▸ ACTIVITY: Could every line of the data be printed exactly as it reads?

▸ AVAILABLE DATA:
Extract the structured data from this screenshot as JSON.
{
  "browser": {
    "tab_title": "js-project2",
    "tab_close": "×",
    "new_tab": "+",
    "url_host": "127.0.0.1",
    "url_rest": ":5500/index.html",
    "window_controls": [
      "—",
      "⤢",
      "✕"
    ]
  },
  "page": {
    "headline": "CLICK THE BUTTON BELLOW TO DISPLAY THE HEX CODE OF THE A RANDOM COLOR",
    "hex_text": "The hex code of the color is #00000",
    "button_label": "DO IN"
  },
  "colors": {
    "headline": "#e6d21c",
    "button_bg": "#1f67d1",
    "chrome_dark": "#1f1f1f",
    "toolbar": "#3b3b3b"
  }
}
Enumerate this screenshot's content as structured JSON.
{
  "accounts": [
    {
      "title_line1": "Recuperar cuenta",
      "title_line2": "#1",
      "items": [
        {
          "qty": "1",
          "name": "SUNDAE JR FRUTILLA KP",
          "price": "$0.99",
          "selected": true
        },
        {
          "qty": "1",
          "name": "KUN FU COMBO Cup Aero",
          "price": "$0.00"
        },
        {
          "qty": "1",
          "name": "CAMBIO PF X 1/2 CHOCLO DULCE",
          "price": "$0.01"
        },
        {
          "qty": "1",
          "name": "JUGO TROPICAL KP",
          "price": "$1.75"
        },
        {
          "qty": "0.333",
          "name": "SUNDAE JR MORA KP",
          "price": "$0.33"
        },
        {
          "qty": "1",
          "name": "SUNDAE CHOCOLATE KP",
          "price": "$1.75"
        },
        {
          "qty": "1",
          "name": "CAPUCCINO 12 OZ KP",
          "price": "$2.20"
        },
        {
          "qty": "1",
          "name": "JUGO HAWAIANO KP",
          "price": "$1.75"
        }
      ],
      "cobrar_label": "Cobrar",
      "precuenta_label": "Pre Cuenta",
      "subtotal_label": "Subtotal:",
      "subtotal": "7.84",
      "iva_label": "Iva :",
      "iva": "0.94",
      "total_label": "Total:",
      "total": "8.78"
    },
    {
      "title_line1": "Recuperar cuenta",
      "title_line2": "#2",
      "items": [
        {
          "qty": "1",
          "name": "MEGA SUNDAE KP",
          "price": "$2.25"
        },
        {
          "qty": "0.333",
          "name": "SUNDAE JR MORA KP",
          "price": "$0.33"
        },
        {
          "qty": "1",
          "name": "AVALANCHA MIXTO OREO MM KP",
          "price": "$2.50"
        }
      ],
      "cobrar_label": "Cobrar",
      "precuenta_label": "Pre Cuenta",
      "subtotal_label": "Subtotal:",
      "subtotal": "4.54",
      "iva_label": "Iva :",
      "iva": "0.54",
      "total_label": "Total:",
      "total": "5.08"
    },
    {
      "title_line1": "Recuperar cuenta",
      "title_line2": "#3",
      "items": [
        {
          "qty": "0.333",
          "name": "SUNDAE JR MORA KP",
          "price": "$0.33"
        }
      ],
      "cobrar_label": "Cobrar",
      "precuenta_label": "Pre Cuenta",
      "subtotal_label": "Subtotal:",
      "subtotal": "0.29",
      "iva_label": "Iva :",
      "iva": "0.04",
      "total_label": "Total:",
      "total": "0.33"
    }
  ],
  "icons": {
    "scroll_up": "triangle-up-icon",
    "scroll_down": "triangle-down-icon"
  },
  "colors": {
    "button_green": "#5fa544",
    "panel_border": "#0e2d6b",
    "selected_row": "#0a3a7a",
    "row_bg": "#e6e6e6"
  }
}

▸ YOUR RESPONSE:
Extract the structured data from this screenshot as JSON.
{
  "browser": {
    "tab_title": "js-project2",
    "tab_close": "×",
    "new_tab": "+",
    "url_host": "127.0.0.1",
    "url_rest": ":5500/index.html",
    "window_controls": [
      "—",
      "⤢",
      "✕"
    ]
  },
  "page": {
    "headline": "CLICK THE BUTTON BELLOW TO DISPLAY THE HEX CODE OF THE A RANDOM COLOR",
    "hex_text": "The hex code of the color is #00000",
    "button_label": "DO IN"
  },
  "colors": {
    "headline": "#e6d21c",
    "button_bg": "#1f67d1",
    "chrome_dark": "#1f1f1f",
    "toolbar": "#3b3b3b"
  }
}
Enumerate this screenshot's content as structured JSON.
{
  "accounts": [
    {
      "title_line1": "Recuperar cuenta",
      "title_line2": "#1",
      "items": [
        {
          "qty": "1",
          "name": "SUNDAE JR FRUTILLA KP",
          "price": "$0.99",
          "selected": true
        },
        {
          "qty": "1",
          "name": "KUN FU COMBO Cup Aero",
          "price": "$0.00"
        },
        {
          "qty": "1",
          "name": "CAMBIO PF X 1/2 CHOCLO DULCE",
          "price": "$0.01"
        },
        {
          "qty": "1",
          "name": "JUGO TROPICAL KP",
          "price": "$1.75"
        },
        {
          "qty": "0.333",
          "name": "SUNDAE JR MORA KP",
          "price": "$0.33"
        },
        {
          "qty": "1",
          "name": "SUNDAE CHOCOLATE KP",
          "price": "$1.75"
        },
        {
          "qty": "1",
          "name": "CAPUCCINO 12 OZ KP",
          "price": "$2.20"
        },
        {
          "qty": "1",
          "name": "JUGO HAWAIANO KP",
          "price": "$1.75"
        }
      ],
      "cobrar_label": "Cobrar",
      "precuenta_label": "Pre Cuenta",
      "subtotal_label": "Subtotal:",
      "subtotal": "7.84",
      "iva_label": "Iva :",
      "iva": "0.94",
      "total_label": "Total:",
      "total": "8.78"
    },
    {
      "title_line1": "Recuperar cuenta",
      "title_line2": "#2",
      "items": [
        {
          "qty": "1",
          "name": "MEGA SUNDAE KP",
          "price": "$2.25"
        },
        {
          "qty": "0.333",
          "name": "SUNDAE JR MORA KP",
          "price": "$0.33"
        },
        {
          "qty": "1",
          "name": "AVALANCHA MIXTO OREO MM KP",
          "price": "$2.50"
        }
      ],
      "cobrar_label": "Cobrar",
      "precuenta_label": "Pre Cuenta",
      "subtotal_label": "Subtotal:",
      "subtotal": "4.54",
      "iva_label": "Iva :",
      "iva": "0.54",
      "total_label": "Total:",
      "total": "5.08"
    },
    {
      "title_line1": "Recuperar cuenta",
      "title_line2": "#3",
      "items": [
        {
          "qty": "0.333",
          "name": "SUNDAE JR MORA KP",
          "price": "$0.33"
        }
      ],
      "cobrar_label": "Cobrar",
      "precuenta_label": "Pre Cuenta",
      "subtotal_label": "Subtotal:",
      "subtotal": "0.29",
      "iva_label": "Iva :",
      "iva": "0.04",
      "total_label": "Total:",
      "total": "0.33"
    }
  ],
  "icons": {
    "scroll_up": "triangle-up-icon",
    "scroll_down": "triangle-down-icon"
  },
  "colors": {
    "button_green": "#5fa544",
    "panel_border": "#0e2d6b",
    "selected_row": "#0a3a7a",
    "row_bg": "#e6e6e6"
  }
}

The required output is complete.